--Anna Jedrziewski, Retailing Insight
In this thought-provoking first book, former optometrist Johnston, who has studied spiritual development, allies herself with the beyond religion movement, in which nonbelievers or those who are post-organized religion advance toward spiritual maturity through emotional intelligence, psychology, ethics, and critical thinking outside of traditional religious structures and belief systems. Interweaving personal stories from Catholics, a Mormon, a Muslim, Protestants, and others with accumulated core insights from human development experts, including Abraham Maslow, Lawrence Kohlberg, Gordon Allport, and James Fowler, Johnston identifies five stages of deconversion and spiritual growth: Lawless, Faithful, Rational, Rational Plus, and Mystic. Understanding this natural movement, indicates Johnston, may shift the expanding spiritual, but not religious demographic toward more satisfying spiritual depths. Describing many religious institutions as exclusionist, ethnocentric, judgmental, and triumphalist, Johnston maps a future for religion that is post-critical, heterodox, mystery-centered, and teaches moral reasoning rather than doctrinal adherence. Building on what psychiatrist M. Scott Peck's The Road Less Traveled (1978) and People of the Lie (1983) did for a segment of Protestantism in the 1980s, Johnston may provide similar direction for the postmodern meaning-starved spiritual seekers who are becoming adults in what philosopher Curtis Carter has termed a transreligious world. Agent: Lisa Hagan. (Oct.)Reviewed on: 08/13/2012
Margaret Placentra Johnston's Faith Beyond Belief gives us a good way to know the experience of those who have rejected their own church, but who are nevertheless engaged in a spiritual search beyond the conventional language and categories that left them feelinng empty and could not engage them. As such, it is an excellent way to get a feel for what the issues are and the way they are experienced by a growing segment of American society who are 'spiritual but not religious.' You can feel the difference in the openness, the inquiring mind, the caring soul that this book unveils.

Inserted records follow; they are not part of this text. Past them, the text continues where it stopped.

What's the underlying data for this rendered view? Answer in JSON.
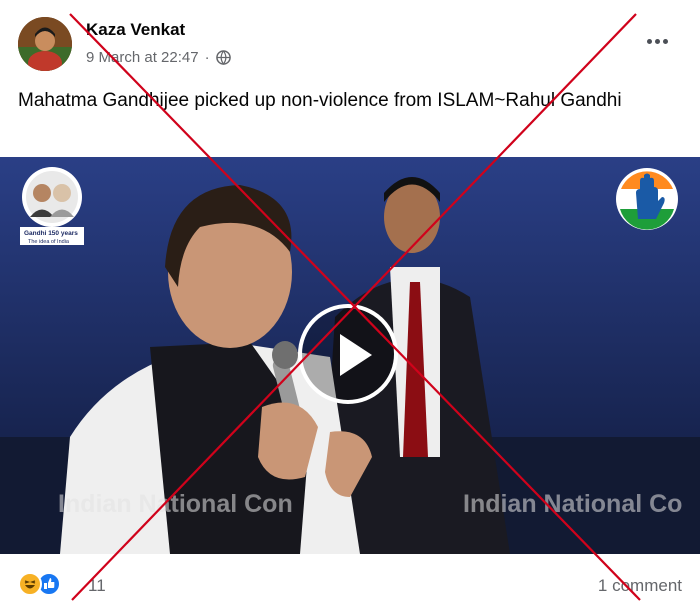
{
  "post": {
    "author": "Kaza Venkat",
    "timestamp": "9 March at 22:47",
    "separator": "·",
    "audience_icon": "globe-icon",
    "menu_icon": "more-options-icon",
    "text": "Mahatma Gandhijee picked up non-violence from ISLAM~Rahul Gandhi"
  },
  "video": {
    "watermark_left": "Indian National Con",
    "watermark_right": "Indian National Co",
    "logo_left_text": "Gandhi 150 years",
    "logo_left_subtext": "The idea of India",
    "logo_right_icon": "congress-hand-logo",
    "play_icon": "play-button-icon"
  },
  "footer": {
    "reactions": [
      "haha-reaction-icon",
      "like-reaction-icon"
    ],
    "reaction_count": "11",
    "comments_label": "1 comment"
  },
  "overlay": {
    "cross_color": "#d0021b"
  },
  "colors": {
    "text_primary": "#050505",
    "text_secondary": "#65676b",
    "video_bg": "#1d2b63",
    "like_blue": "#1877f2",
    "haha_yellow": "#f7b125"
  }
}
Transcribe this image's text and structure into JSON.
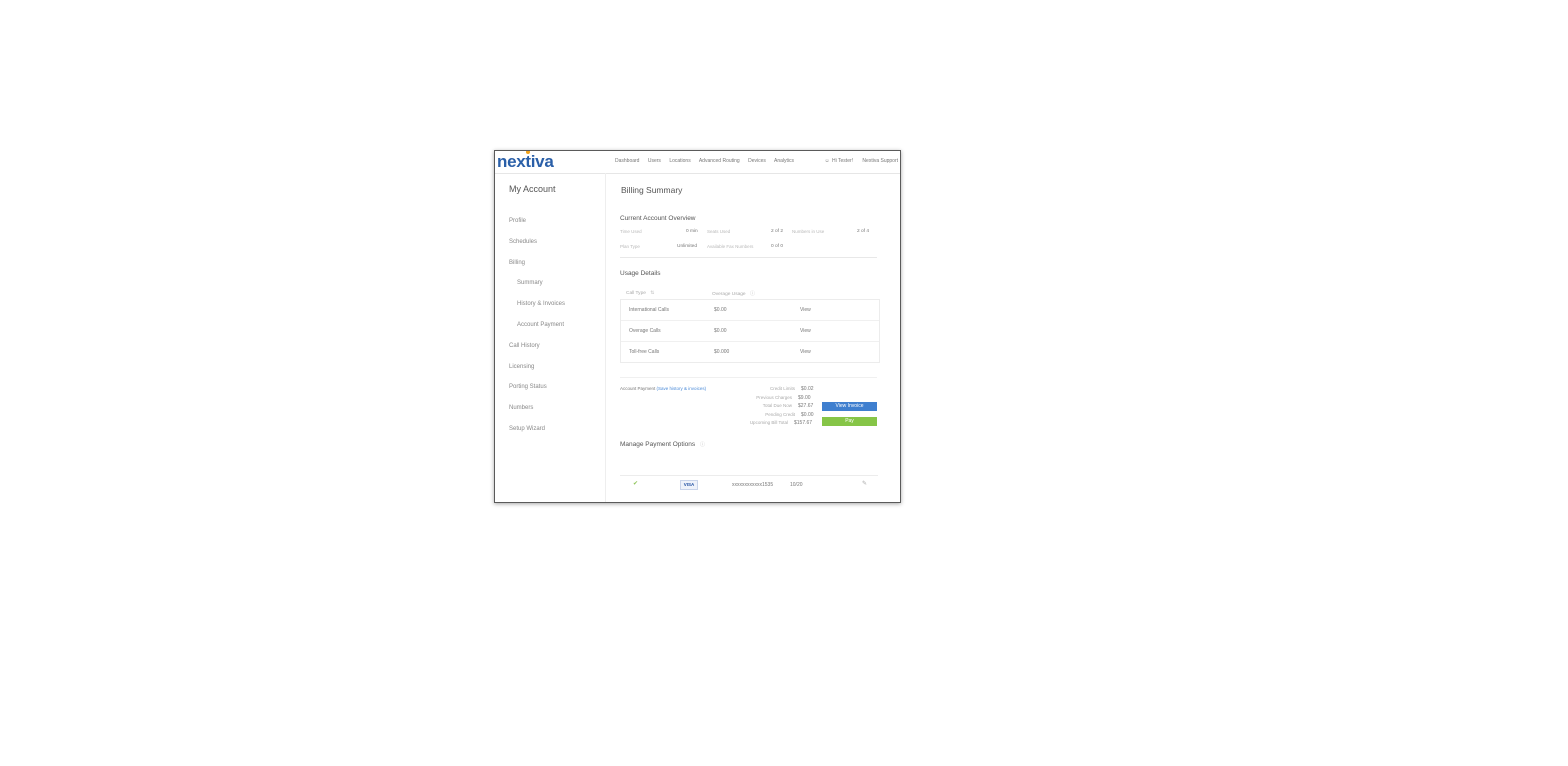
{
  "brand": {
    "name": "nextiva",
    "color": "#2a5fa8",
    "accent": "#f2a31b"
  },
  "nav": {
    "items": [
      "Dashboard",
      "Users",
      "Locations",
      "Advanced Routing",
      "Devices",
      "Analytics"
    ],
    "right": [
      "Hi Tester!",
      "Nextiva Support"
    ]
  },
  "sidebar": {
    "title": "My Account",
    "items": [
      "Profile",
      "Schedules",
      "Billing",
      "Summary",
      "History & Invoices",
      "Account Payment",
      "Call History",
      "Licensing",
      "Porting Status",
      "Numbers",
      "Setup Wizard"
    ]
  },
  "main": {
    "title": "Billing Summary",
    "overview": {
      "title": "Current Account Overview",
      "rows": [
        [
          {
            "label": "Time Used",
            "value": "0 min"
          },
          {
            "label": "Seats Used",
            "value": "2 of 2"
          },
          {
            "label": "Numbers in Use",
            "value": "2 of 4"
          }
        ],
        [
          {
            "label": "Plan Type",
            "value": "Unlimited"
          },
          {
            "label": "Available Fax Numbers",
            "value": "0 of 0"
          }
        ]
      ]
    },
    "usage": {
      "title": "Usage Details",
      "col_type": "Call Type",
      "col_usage": "Overage Usage",
      "rows": [
        {
          "type": "International Calls",
          "value": "$0.00",
          "action": "View"
        },
        {
          "type": "Overage Calls",
          "value": "$0.00",
          "action": "View"
        },
        {
          "type": "Toll-free Calls",
          "value": "$0.000",
          "action": "View"
        }
      ]
    },
    "payment": {
      "label": "Account Payment",
      "link": "(Save history & invoices)",
      "lines": [
        {
          "label": "Credit Limits",
          "value": "$0.02"
        },
        {
          "label": "Previous Charges",
          "value": "$9.00"
        },
        {
          "label": "Total Due Now",
          "value": "$27.67"
        },
        {
          "label": "Pending Credit",
          "value": "$0.00"
        },
        {
          "label": "Upcoming Bill Total",
          "value": "$157.67"
        }
      ],
      "view_invoice": "View Invoice",
      "pay": "Pay"
    },
    "payment_options": {
      "title": "Manage Payment Options",
      "card": {
        "brand": "VISA",
        "number": "xxxxxxxxxxxx1535",
        "expiry": "10/20"
      }
    }
  },
  "colors": {
    "blue_button": "#3f7fcf",
    "green_button": "#86c547"
  }
}
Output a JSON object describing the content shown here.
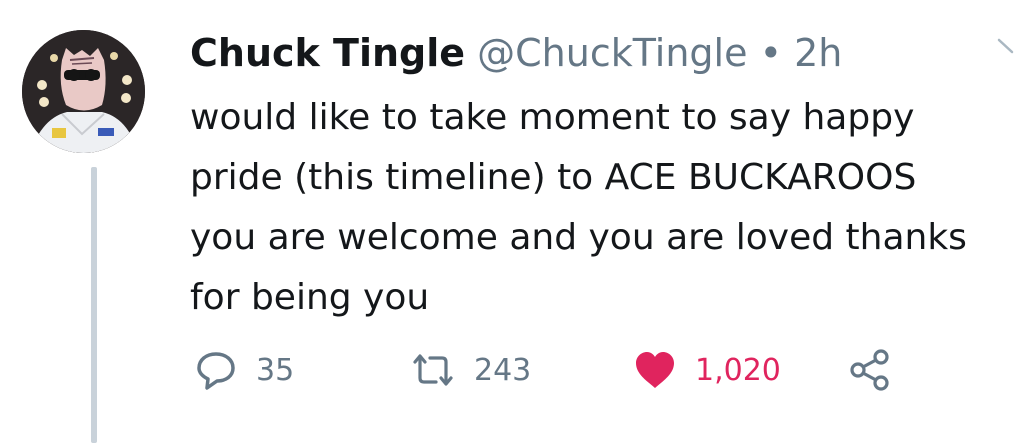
{
  "tweet": {
    "author": {
      "display_name": "Chuck Tingle",
      "handle": "@ChuckTingle",
      "avatar": "avatar-photo"
    },
    "separator": "•",
    "timestamp": "2h",
    "text_lines": [
      "would like to take moment to say happy",
      "pride (this timeline) to ACE BUCKAROOS",
      "you are welcome and you are loved thanks",
      "for being you"
    ],
    "actions": {
      "reply": {
        "icon": "reply-icon",
        "count": "35"
      },
      "retweet": {
        "icon": "retweet-icon",
        "count": "243"
      },
      "like": {
        "icon": "heart-icon",
        "count": "1,020",
        "liked": true
      },
      "share": {
        "icon": "share-icon"
      }
    },
    "more_icon": "chevron-down-icon"
  },
  "colors": {
    "text": "#14171a",
    "secondary": "#657786",
    "like": "#e0245e",
    "thread_line": "#c9d2da"
  }
}
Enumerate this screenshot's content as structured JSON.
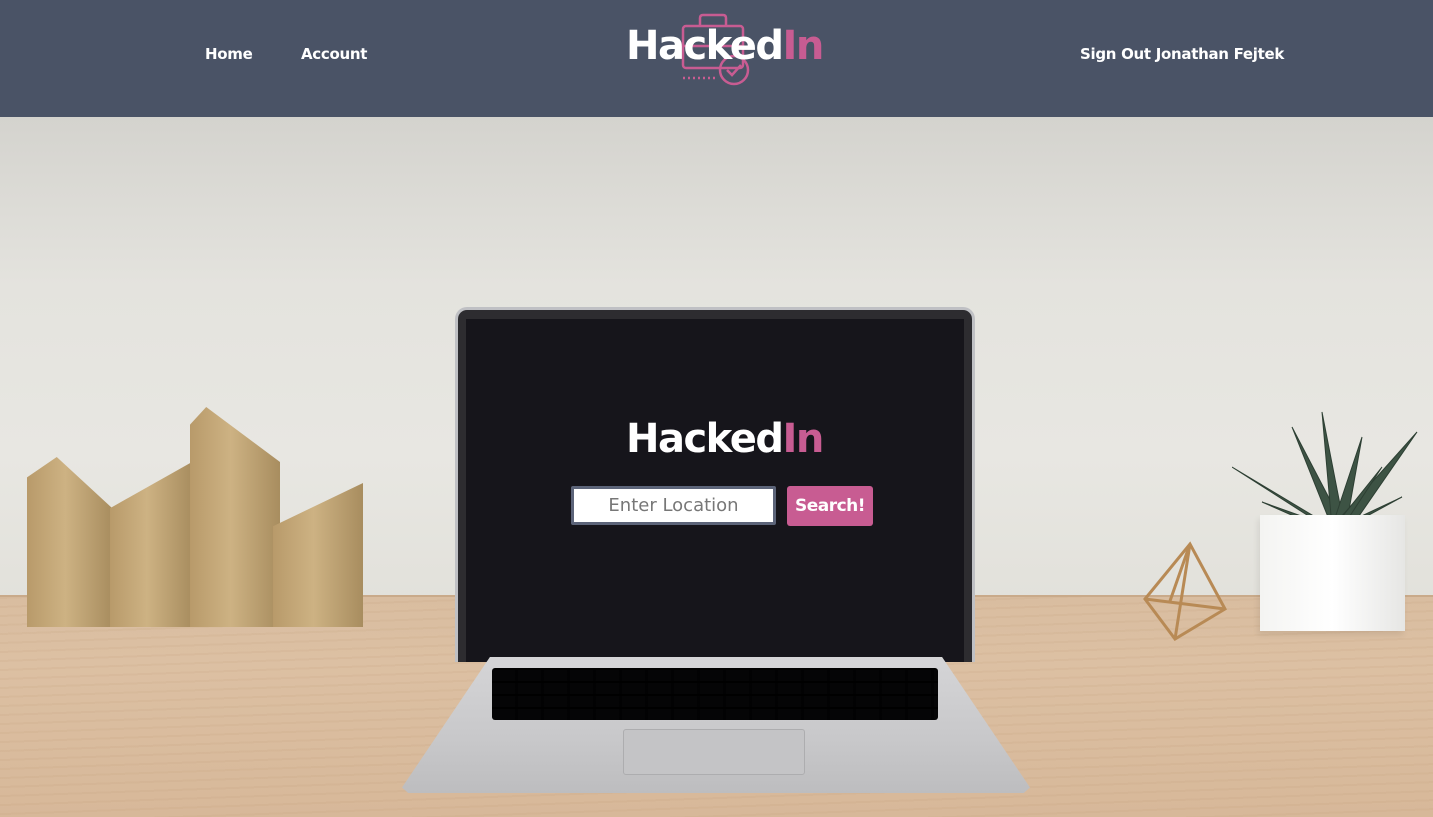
{
  "nav": {
    "home_label": "Home",
    "account_label": "Account",
    "signout_label": "Sign Out Jonathan Fejtek"
  },
  "brand": {
    "name_part1": "Hacked",
    "name_part2": "In",
    "icon": "briefcase-check-icon"
  },
  "hero": {
    "title_part1": "Hacked",
    "title_part2": "In",
    "location_placeholder": "Enter Location",
    "location_value": "",
    "search_label": "Search!"
  },
  "colors": {
    "navbar_bg": "#4a5366",
    "accent_pink": "#c85c92",
    "text_white": "#ffffff"
  }
}
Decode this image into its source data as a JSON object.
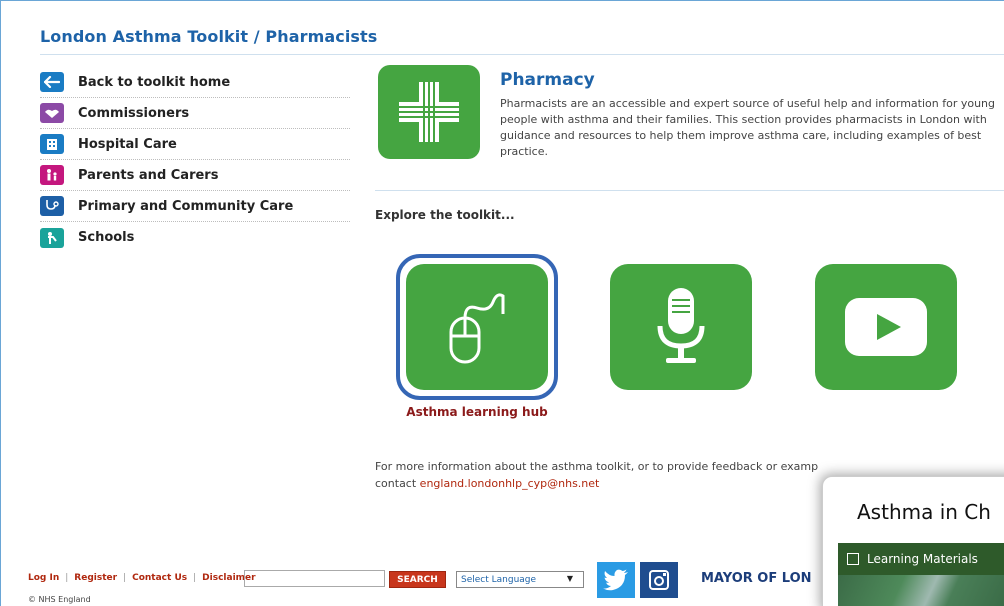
{
  "header": {
    "title": "London Asthma Toolkit / Pharmacists"
  },
  "sidebar": {
    "items": [
      {
        "label": "Back to toolkit home",
        "icon": "arrow-left-icon",
        "color": "#1a7cc4"
      },
      {
        "label": "Commissioners",
        "icon": "handshake-icon",
        "color": "#8c4aa6"
      },
      {
        "label": "Hospital Care",
        "icon": "hospital-icon",
        "color": "#1a7cc4"
      },
      {
        "label": "Parents and Carers",
        "icon": "family-icon",
        "color": "#c4177e"
      },
      {
        "label": "Primary and Community Care",
        "icon": "stethoscope-icon",
        "color": "#1d5fa6"
      },
      {
        "label": "Schools",
        "icon": "student-icon",
        "color": "#1aa39a"
      }
    ]
  },
  "pharmacy": {
    "title": "Pharmacy",
    "description": "Pharmacists are an accessible and expert source of useful help and information for young people with asthma and their families. This section provides pharmacists in London with guidance and resources to help them improve asthma care, including examples of best practice.",
    "logo_icon": "pharmacy-cross-icon"
  },
  "explore": {
    "heading": "Explore the toolkit...",
    "tiles": [
      {
        "icon": "mouse-icon",
        "caption": "Asthma learning hub"
      },
      {
        "icon": "microphone-icon",
        "caption": ""
      },
      {
        "icon": "video-play-icon",
        "caption": ""
      }
    ]
  },
  "contact": {
    "text": "For more information about the asthma toolkit, or to provide feedback or examp",
    "text_tail": "contact",
    "email": "england.londonhlp_cyp@nhs.net"
  },
  "footer": {
    "links": [
      "Log In",
      "Register",
      "Contact Us",
      "Disclaimer"
    ],
    "search_button": "SEARCH",
    "search_value": "",
    "language_select": "Select Language",
    "copyright": "© NHS England",
    "mayor_text": "MAYOR OF LON"
  },
  "popup": {
    "title": "Asthma in Ch",
    "bar_label": "Learning Materials"
  },
  "colors": {
    "brand_blue": "#1e63a8",
    "tile_green": "#45a541",
    "link_red": "#b0280f",
    "focus_blue": "#3566b5"
  }
}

--Rabbi Michael Lerner, author of Jewish Renewal: A Path to Healing and Transformation and The Left Hand of God-- "Reviews"